_DATASET ENTRIES:_

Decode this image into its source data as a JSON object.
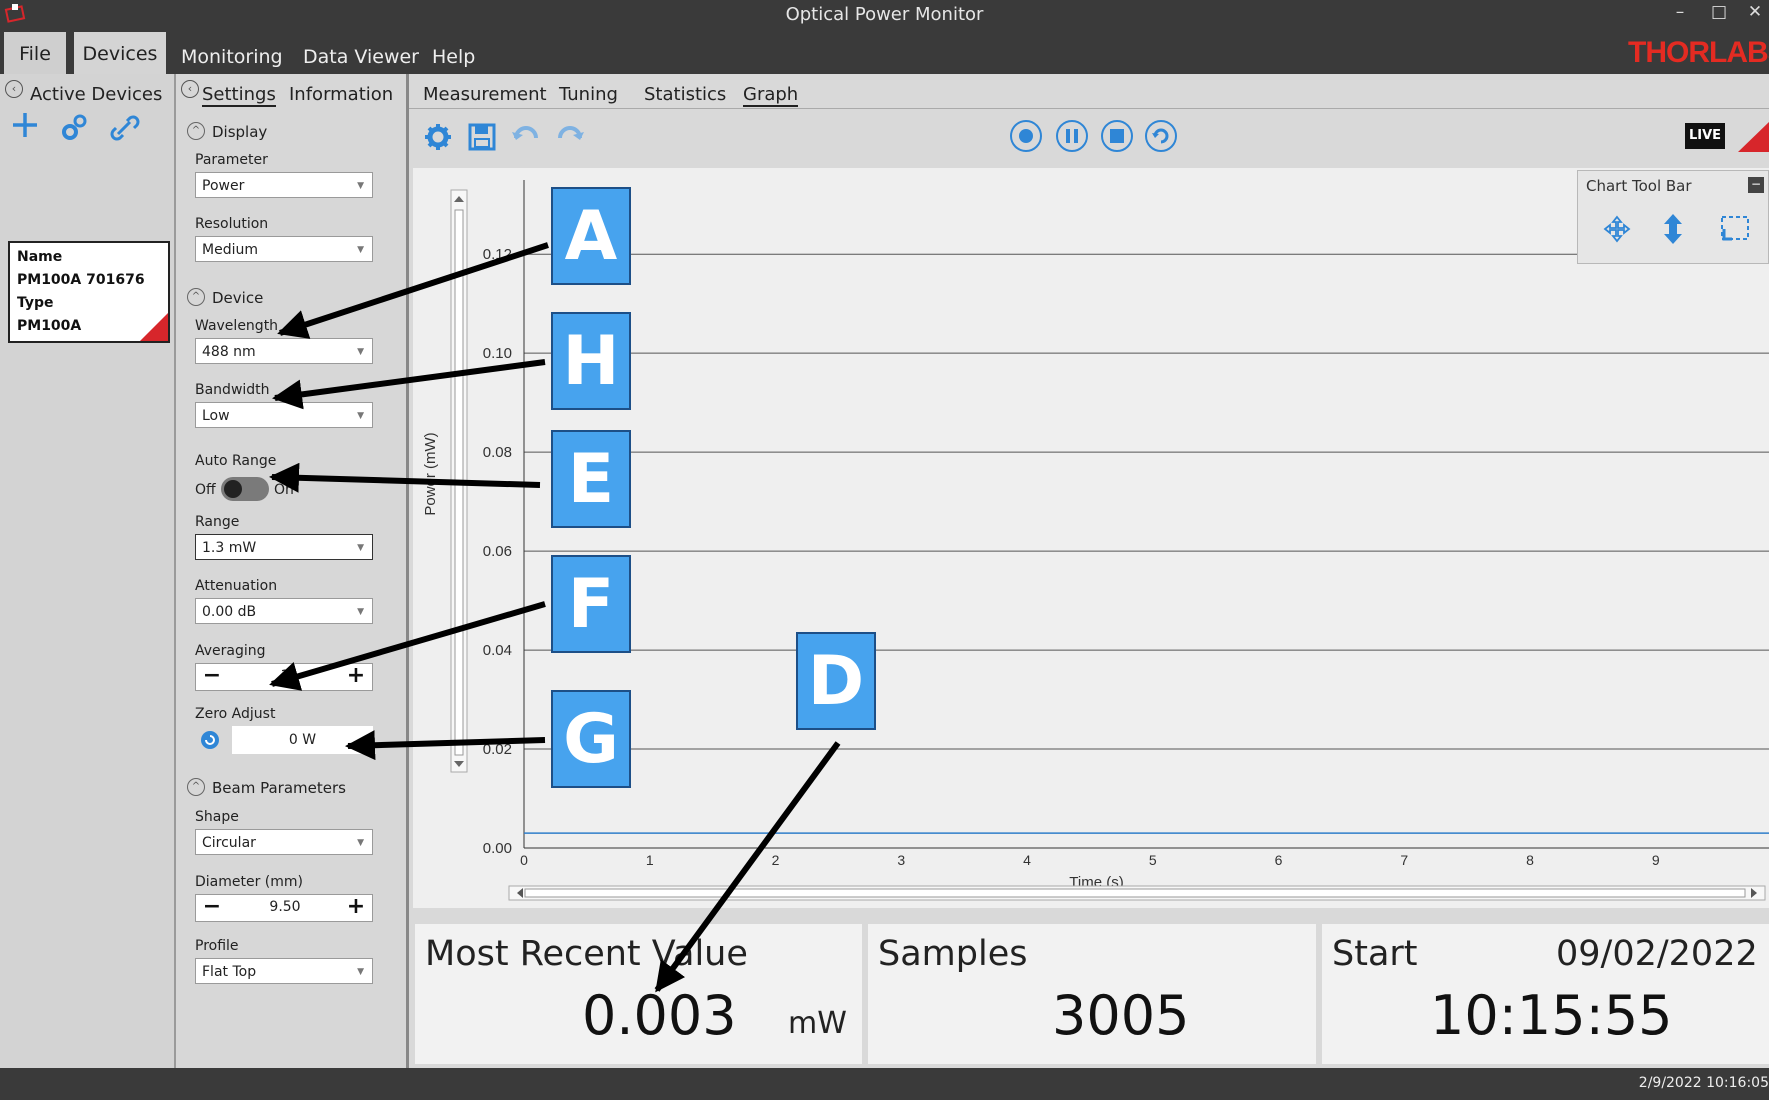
{
  "window": {
    "title": "Optical Power Monitor",
    "minimize": "–",
    "maximize": "□",
    "close": "✕"
  },
  "menu": {
    "items": [
      "File",
      "Devices",
      "Monitoring",
      "Data Viewer",
      "Help"
    ],
    "brand": "THORLABS"
  },
  "left_panel": {
    "title": "Active Devices",
    "icons": [
      "add-icon",
      "configure-icon",
      "link-icon"
    ],
    "device": {
      "name_label": "Name",
      "name": "PM100A 701676",
      "type_label": "Type",
      "type": "PM100A"
    }
  },
  "settings": {
    "tabs": [
      "Settings",
      "Information"
    ],
    "display": {
      "header": "Display",
      "parameter_label": "Parameter",
      "parameter": "Power",
      "resolution_label": "Resolution",
      "resolution": "Medium"
    },
    "device": {
      "header": "Device",
      "wavelength_label": "Wavelength",
      "wavelength": "488 nm",
      "bandwidth_label": "Bandwidth",
      "bandwidth": "Low",
      "autorange_label": "Auto Range",
      "autorange_off": "Off",
      "autorange_on": "On",
      "range_label": "Range",
      "range": "1.3 mW",
      "attenuation_label": "Attenuation",
      "attenuation": "0.00 dB",
      "averaging_label": "Averaging",
      "averaging": "1",
      "zero_label": "Zero Adjust",
      "zero": "0 W"
    },
    "beam": {
      "header": "Beam Parameters",
      "shape_label": "Shape",
      "shape": "Circular",
      "diameter_label": "Diameter (mm)",
      "diameter": "9.50",
      "profile_label": "Profile",
      "profile": "Flat Top"
    }
  },
  "main": {
    "tabs": [
      "Measurement",
      "Tuning",
      "Statistics",
      "Graph"
    ],
    "toolbar_icons": [
      "settings-icon",
      "save-icon",
      "undo-icon",
      "redo-icon"
    ],
    "controls": [
      "record-button",
      "pause-button",
      "stop-button",
      "refresh-button"
    ],
    "live": "LIVE",
    "chart_toolbar": {
      "title": "Chart Tool Bar",
      "icons": [
        "pan-icon",
        "vertical-zoom-icon",
        "box-zoom-icon"
      ]
    }
  },
  "chart_data": {
    "type": "line",
    "xlabel": "Time (s)",
    "ylabel": "Power (mW)",
    "xlim": [
      0,
      9.9
    ],
    "ylim": [
      0,
      0.135
    ],
    "x_ticks": [
      "0",
      "1",
      "2",
      "3",
      "4",
      "5",
      "6",
      "7",
      "8",
      "9"
    ],
    "y_ticks": [
      "0.00",
      "0.02",
      "0.04",
      "0.06",
      "0.08",
      "0.10",
      "0.12"
    ],
    "grid": true,
    "series": [
      {
        "x": [
          0,
          9.9
        ],
        "values": [
          0.003,
          0.003
        ],
        "color": "#2f7ec9"
      }
    ]
  },
  "metrics": {
    "recent": {
      "title": "Most Recent Value",
      "value": "0.003",
      "unit": "mW"
    },
    "samples": {
      "title": "Samples",
      "value": "3005"
    },
    "start": {
      "title": "Start",
      "date": "09/02/2022",
      "time": "10:15:55"
    }
  },
  "annotations": {
    "labels": [
      "A",
      "H",
      "E",
      "F",
      "G",
      "D"
    ]
  },
  "status": {
    "datetime": "2/9/2022 10:16:05"
  }
}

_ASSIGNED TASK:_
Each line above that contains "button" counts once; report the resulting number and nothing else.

_SOLUTION:_
4